Pollard Park is underdeveloped and underutilized as the most prominent green public space in the area. Its importance has been growing recently as a public event space, and it only realizes a fraction of its potential at these times of the year. The park’s revitalization starts with arranging topographically responsive essential components: benches, picnic tables, and paved walkways.
Community engagement was integral to the process, including town halls, community events, and door-to-door surveys. In response, the team designed two interventions for the city to convert this car-oriented neighborhood into a safe pedestrian space through local art. Immediate takeaways were prioritizing pedestrian circulation, authentic placemaking elements, and unifying the area with a consistent design language.
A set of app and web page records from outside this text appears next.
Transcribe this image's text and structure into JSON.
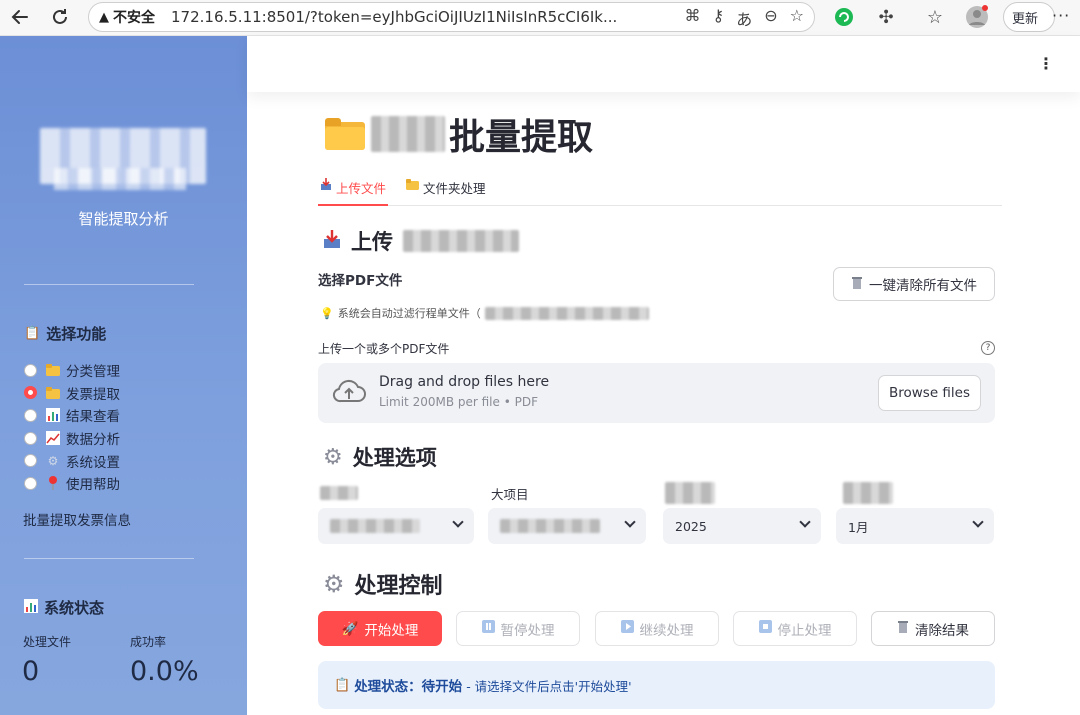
{
  "browser": {
    "insecure_label": "不安全",
    "url": "172.16.5.11:8501/?token=eyJhbGciOiJIUzI1NiIsInR5cCI6Ik...",
    "update_label": "更新"
  },
  "sidebar": {
    "subtitle": "智能提取分析",
    "function_section": "选择功能",
    "items": [
      {
        "label": "分类管理",
        "selected": false,
        "icon": "folder-icon"
      },
      {
        "label": "发票提取",
        "selected": true,
        "icon": "folder-icon"
      },
      {
        "label": "结果查看",
        "selected": false,
        "icon": "bar-chart-icon"
      },
      {
        "label": "数据分析",
        "selected": false,
        "icon": "line-chart-icon"
      },
      {
        "label": "系统设置",
        "selected": false,
        "icon": "gear-icon"
      },
      {
        "label": "使用帮助",
        "selected": false,
        "icon": "pin-icon"
      }
    ],
    "note": "批量提取发票信息",
    "status_section": "系统状态",
    "metrics": [
      {
        "label": "处理文件",
        "value": "0"
      },
      {
        "label": "成功率",
        "value": "0.0%"
      }
    ]
  },
  "main": {
    "title_suffix": "批量提取",
    "tabs": [
      {
        "label": "上传文件",
        "active": true,
        "icon": "inbox-icon"
      },
      {
        "label": "文件夹处理",
        "active": false,
        "icon": "folder-icon"
      }
    ],
    "upload_heading": "上传",
    "select_pdf_label": "选择PDF文件",
    "clear_all_label": "一键清除所有文件",
    "hint": "系统会自动过滤行程单文件（",
    "uploader_label": "上传一个或多个PDF文件",
    "drag_text": "Drag and drop files here",
    "limit_text": "Limit 200MB per file • PDF",
    "browse_label": "Browse files",
    "options_heading": "处理选项",
    "big_project_label": "大项目",
    "year_value": "2025",
    "month_value": "1月",
    "control_heading": "处理控制",
    "buttons": {
      "start": "开始处理",
      "pause": "暂停处理",
      "resume": "继续处理",
      "stop": "停止处理",
      "clear": "清除结果"
    },
    "status": {
      "title": "处理状态：待开始",
      "message": " - 请选择文件后点击'开始处理'"
    }
  },
  "colors": {
    "primary": "#ff4b4b",
    "sidebar_top": "#6c8fd6",
    "sidebar_bottom": "#86a6de",
    "status_bg": "#e8f0fb"
  }
}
For two years, Chamberbrook hosted a thriving international market of multiple vendors. At their request, it will need future planning assistance due to the growing number of participants. Parallel to the busy Chamberlayne Avenue is a residential alley that has attracted unwanted attention. These two challenges present an opportunity to synergize both efforts by redeveloping the path into a public space and an ideal location for expanding the market.
Live-work spaces are designed for local and international users to manage small businesses in Richmond. The home facades host flexible custom panels based on the user’s cultural/national background. The A-frame was the first component designed, fabricated, and implemented in the townhomes’ geometry to support the townhomes’ atmosphere as a welcoming gateway to the area.
All these solutions came as a guidebook demonstrating the neighborhood’s potential as a destination for international travelers from a living, working, and engaging perspective. These ideas aim to be attainable by the residents, businesses, and minorities here to define what an arts and business district should be through revitalization and tactical urbanism.
Marcos Borjas, Hanbury (photography)